I grant to sparrows
The telegraph wires that brought
Me such good tidings!
Written over the last eighteen months of his life while in French exile, Richard Wright "was never without his haiku binder under his arm." Crafting thousands of concise little poems to reaffirm his literary genius in yet another genre, Wright has established himself as an equally gifted poet in as little words as possible.
A black woman sings:
Filling the sunlight with steam,
Haiku 452 by Richard Wright (from HAIKU: The Last Poems of an American Icon)
A Haiku is one of my favorite forms of poetry. It has the key elements: structure and often vivid imagery, packed into three lines of concise expression. It may seem easy enough, but actually takes quite a bit of skill. So it is only fitting that I review the literary genius of Richard Wright in this format.
First, I had no idea that Wright wrote poetry. One could argue that his novels are poetic, full of scenery that transfers the reader to the context of his characters, but in the traditional sense, I was surprised to find that he crafted hundreds of tiny poems to add to his legacy. Keeping in mind that these Haiku were created over a short period of time at the end of his life, sometimes during trials of terrible illness, provided another reason to love what Wright left behind.
Imagine being so ill that you're bedridden most of the time and you're just forced to observe and imagine the world that is buzzing on seemingly without you. What would you envision? How would you capture the adventures your mind takes when it goes on a journey? That is what gave me more appreciation for this work. Some pieces depicted picturesque scenes while others seemed like comical witness.

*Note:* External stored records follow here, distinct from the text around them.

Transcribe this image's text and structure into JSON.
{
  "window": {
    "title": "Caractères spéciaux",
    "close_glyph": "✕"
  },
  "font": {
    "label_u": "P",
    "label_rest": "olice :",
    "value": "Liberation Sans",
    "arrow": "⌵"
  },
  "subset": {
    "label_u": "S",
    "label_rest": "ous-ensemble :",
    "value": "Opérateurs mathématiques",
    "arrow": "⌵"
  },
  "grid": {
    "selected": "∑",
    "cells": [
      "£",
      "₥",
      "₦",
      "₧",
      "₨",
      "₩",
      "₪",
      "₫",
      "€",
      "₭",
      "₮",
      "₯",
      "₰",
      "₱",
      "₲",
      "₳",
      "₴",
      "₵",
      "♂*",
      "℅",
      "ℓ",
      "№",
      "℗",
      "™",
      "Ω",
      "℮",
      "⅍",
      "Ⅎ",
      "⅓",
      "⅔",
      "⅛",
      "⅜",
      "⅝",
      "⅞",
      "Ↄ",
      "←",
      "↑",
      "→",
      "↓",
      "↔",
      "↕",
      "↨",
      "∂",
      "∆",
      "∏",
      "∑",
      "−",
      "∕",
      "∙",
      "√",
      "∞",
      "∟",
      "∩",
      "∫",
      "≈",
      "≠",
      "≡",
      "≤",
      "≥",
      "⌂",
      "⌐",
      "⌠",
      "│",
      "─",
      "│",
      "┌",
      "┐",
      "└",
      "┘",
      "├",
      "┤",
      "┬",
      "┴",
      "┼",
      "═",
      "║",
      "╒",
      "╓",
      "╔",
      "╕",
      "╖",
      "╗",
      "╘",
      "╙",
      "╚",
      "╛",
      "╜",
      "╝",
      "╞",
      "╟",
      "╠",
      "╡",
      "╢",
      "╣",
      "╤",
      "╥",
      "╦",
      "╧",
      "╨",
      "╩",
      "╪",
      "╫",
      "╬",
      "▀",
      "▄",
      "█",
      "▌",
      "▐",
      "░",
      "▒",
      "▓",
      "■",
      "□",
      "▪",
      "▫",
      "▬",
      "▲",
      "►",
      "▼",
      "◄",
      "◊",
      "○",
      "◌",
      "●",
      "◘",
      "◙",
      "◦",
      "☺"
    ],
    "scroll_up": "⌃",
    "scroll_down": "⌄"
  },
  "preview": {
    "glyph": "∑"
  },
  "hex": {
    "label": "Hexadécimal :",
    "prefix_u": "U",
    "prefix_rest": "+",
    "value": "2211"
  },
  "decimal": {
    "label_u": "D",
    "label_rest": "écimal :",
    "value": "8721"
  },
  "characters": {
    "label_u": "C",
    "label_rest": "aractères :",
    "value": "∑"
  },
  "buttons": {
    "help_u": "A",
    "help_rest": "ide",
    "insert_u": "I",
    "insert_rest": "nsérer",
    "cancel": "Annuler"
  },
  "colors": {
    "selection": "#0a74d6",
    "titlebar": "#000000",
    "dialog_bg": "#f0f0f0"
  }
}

As a person who values poetry as much if not more as I appreciate other genres, this is a little gem and great we a study aid if mastering the art of Haiku writing is something you'd like to achieve.